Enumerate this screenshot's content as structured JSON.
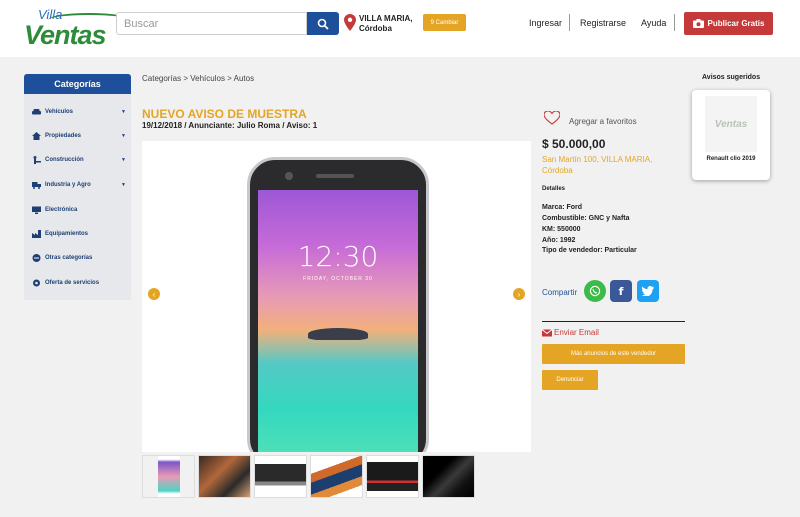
{
  "header": {
    "logo_top": "Villa",
    "logo_main": "Ventas",
    "search_placeholder": "Buscar",
    "location_city": "VILLA MARIA,",
    "location_province": "Córdoba",
    "change_label": "9 Cambiar",
    "nav": [
      "Ingresar",
      "Registrarse",
      "Ayuda"
    ],
    "publish_label": "Publicar Gratis"
  },
  "sidebar": {
    "title": "Categorías",
    "items": [
      {
        "label": "Vehículos",
        "icon": "car-icon",
        "has_submenu": true
      },
      {
        "label": "Propiedades",
        "icon": "house-icon",
        "has_submenu": true
      },
      {
        "label": "Construcción",
        "icon": "worker-icon",
        "has_submenu": true
      },
      {
        "label": "Industria y Agro",
        "icon": "truck-icon",
        "has_submenu": true
      },
      {
        "label": "Electrónica",
        "icon": "monitor-icon",
        "has_submenu": false
      },
      {
        "label": "Equipamientos",
        "icon": "factory-icon",
        "has_submenu": false
      },
      {
        "label": "Otras categorías",
        "icon": "dots-icon",
        "has_submenu": false
      },
      {
        "label": "Oferta de servicios",
        "icon": "gear-icon",
        "has_submenu": false
      }
    ]
  },
  "breadcrumb": "Categorías > Vehículos > Autos",
  "ad": {
    "title": "NUEVO AVISO DE MUESTRA",
    "meta": "19/12/2018 / Anunciante: Julio Roma / Aviso: 1",
    "phone_clock": "12:30",
    "phone_date": "FRIDAY, OCTOBER 30"
  },
  "details": {
    "favorite_label": "Agregar a favoritos",
    "price": "$ 50.000,00",
    "address": "San Martín 100, VILLA MARIA, Córdoba",
    "section_title": "Detalles",
    "rows": [
      "Marca: Ford",
      "Combustible: GNC y Nafta",
      "KM: 550000",
      "Año: 1992",
      "Tipo de vendedor: Particular"
    ],
    "share_label": "Compartir",
    "email_label": "Enviar Email",
    "more_label": "Más anuncios de este vendedor",
    "report_label": "Denunciar"
  },
  "suggested": {
    "title": "Avisos sugeridos",
    "items": [
      {
        "label": "Renault clio 2019"
      }
    ]
  },
  "colors": {
    "brand_blue": "#1e4f9a",
    "accent_orange": "#e5a524",
    "publish_red": "#c43a3a"
  }
}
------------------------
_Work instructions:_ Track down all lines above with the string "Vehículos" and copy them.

_Output for this exercise:_
        "label": "Vehículos",
  "breadcrumb": "Categorías > Vehículos > Autos",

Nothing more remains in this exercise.